The man chuckled. "Yeh don't even know your own name, Harry Potter?" He eyed the wand that Harry gripped tightly. "But, maybe yeh know a thing or two about magic – wanna scrap it out and see?"

"My name is Harry Green. You've come to the wrong place," Harry repeated. "Listen – whatever business you think you have with me, Terry doesn't have anything to do with it either way. Just let him go."

"But, we haven't even had a chance to play!" The stocky woman gave another awful wheezy giggle and released Terry's hair, patting his head. Terry whimpered, his eyes bright with tears. "Yes, yes, we could have so much fun together."

Harry shivered – whatever and whoever she was, she was probably more than a little barmy in a not-so-harmless way. "Look, you want me, right? Well right now, I'm behind a threshold and you're on the other side. Just let Terry go and I'll walk out. Then we settle whatever you think this is about."

The man snorted. "Like this dump is gonna have anything like a real threshold, whelp. Won't slow us down none."

Harry tensed, ready to move at a moment's notice. Whoever they were, they weren't budging. He had grappled with paranormal threats a few times in the past. He had knocked out a troll when he was eleven (though that involved more luck than actual skill), chased off a rogue werewolf when he was thirteen (the werewolf might have been more than a little drunk prior to transforming), and dealt with a man-eating shapeshifter last year – now that encounter had been legitimate!

But he had never gone toe-to-toe with an actual practitioner, let alone two of them. As much as Harry liked to think he was good when it came to evocation, he had a feeling it wouldn't be enough against these two.

And Terry was in the direct line of fire. If a full-blown magical firefight broke out, he'd be caught between the three of them – the absolute worst place to be. Harry had to find some way of getting Terry out of this mess – and fast.

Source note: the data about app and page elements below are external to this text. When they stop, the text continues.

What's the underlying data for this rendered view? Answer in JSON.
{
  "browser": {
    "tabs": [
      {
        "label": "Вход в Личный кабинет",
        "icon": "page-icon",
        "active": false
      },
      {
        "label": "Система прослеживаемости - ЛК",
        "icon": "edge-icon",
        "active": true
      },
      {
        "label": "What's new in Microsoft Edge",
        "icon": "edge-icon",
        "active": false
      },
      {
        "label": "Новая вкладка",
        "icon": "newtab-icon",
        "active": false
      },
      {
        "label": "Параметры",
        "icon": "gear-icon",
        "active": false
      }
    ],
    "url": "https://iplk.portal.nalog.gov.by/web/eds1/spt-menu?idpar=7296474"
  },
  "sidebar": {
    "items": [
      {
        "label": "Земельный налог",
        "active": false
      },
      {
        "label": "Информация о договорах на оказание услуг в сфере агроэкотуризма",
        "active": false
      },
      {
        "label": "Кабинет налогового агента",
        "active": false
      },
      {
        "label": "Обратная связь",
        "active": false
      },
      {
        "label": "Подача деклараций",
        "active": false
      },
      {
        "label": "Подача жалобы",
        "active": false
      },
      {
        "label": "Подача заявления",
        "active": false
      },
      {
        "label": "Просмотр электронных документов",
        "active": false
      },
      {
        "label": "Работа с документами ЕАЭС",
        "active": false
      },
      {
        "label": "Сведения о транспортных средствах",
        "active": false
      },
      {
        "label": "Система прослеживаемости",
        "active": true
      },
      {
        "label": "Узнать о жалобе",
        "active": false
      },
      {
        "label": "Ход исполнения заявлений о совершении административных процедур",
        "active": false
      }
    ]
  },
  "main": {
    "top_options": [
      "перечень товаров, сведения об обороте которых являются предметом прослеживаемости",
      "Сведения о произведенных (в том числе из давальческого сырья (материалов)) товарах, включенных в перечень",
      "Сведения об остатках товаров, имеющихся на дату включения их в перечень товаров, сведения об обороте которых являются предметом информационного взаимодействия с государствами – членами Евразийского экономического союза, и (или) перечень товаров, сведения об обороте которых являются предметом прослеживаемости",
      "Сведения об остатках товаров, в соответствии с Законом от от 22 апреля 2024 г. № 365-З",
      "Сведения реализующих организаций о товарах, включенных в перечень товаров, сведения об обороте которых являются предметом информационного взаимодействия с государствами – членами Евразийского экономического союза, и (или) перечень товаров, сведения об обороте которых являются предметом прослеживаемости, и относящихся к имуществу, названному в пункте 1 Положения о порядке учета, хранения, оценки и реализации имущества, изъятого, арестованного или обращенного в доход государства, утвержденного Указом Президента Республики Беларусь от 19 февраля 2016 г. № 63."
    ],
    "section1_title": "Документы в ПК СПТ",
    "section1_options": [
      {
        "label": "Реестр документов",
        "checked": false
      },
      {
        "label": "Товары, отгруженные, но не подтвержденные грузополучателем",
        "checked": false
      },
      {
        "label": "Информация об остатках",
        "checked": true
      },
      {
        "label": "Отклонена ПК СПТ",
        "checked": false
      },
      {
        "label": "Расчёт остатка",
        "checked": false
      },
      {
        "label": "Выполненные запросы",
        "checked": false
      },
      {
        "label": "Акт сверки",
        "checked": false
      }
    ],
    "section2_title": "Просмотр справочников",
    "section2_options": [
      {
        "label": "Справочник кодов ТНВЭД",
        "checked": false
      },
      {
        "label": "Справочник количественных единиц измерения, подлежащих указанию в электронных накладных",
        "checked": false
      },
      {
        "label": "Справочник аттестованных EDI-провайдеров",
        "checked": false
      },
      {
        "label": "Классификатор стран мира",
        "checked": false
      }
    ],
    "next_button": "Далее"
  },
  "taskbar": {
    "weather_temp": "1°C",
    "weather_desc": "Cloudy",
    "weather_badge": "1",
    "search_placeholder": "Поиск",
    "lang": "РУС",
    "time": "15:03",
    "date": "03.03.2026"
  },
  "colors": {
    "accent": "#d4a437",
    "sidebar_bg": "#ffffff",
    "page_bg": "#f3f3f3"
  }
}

The woman was no longer holding Terry in place – her staff just rested lightly beneath his throat. Harry would have to act without warning and he would have only one shot at this.

"Looks like I'm wizard enough for your 'Dark Lord' to care. Who is he anyway, some loser living in his Mum's basement who got pissed off because he was too ugly to get a girl?" The taunt was childish and uninspired, but Harry wasn't attempting to engage in scholarly debate here.

The woman snarled at that, raising her staff at Harry – and away from Terry. "You dare –"

"Alecto –" the man started to say.

Exactly the reaction Harry was hoping for. He quickly raised his wand, focusing his will upon Terry, and shouted, "Accio!"

Terry suddenly jerked, caught by the invisible force of Harry's spell, and was abruptly yanked in Harry's direction towards the open doorway. Harry's heart thudded in triumph, but the man had kept his staff aimed towards the doorway the whole time.


A supersonic crack! ripped through the autumn air. Wet blood splashed against Harry's face as something slammed hard against his chest. Coughing out the blood and thankful he had closed his eyes in time, Harry looked down at what he had caught with his other hand. Terry's head stared up at him. Terry's eyes blinked once, twice, his mouth agape. Blood poured out from the stump where it had been connected to his neck, staining Harry's shirt and jeans.

Harry stared for a long moment before he dropped the dismembered head. It bounced off Terry's back and came to rest against his severed right arm. Harry swallowed down the bile rising in his throat and looked back at the two sorcerers, his hands shaking. They both had their staves in a high-ready position and Harry had kept his wand loose and at his side.

No one spoke.

Then the man fractionally inclined his head.

All hell broke loose.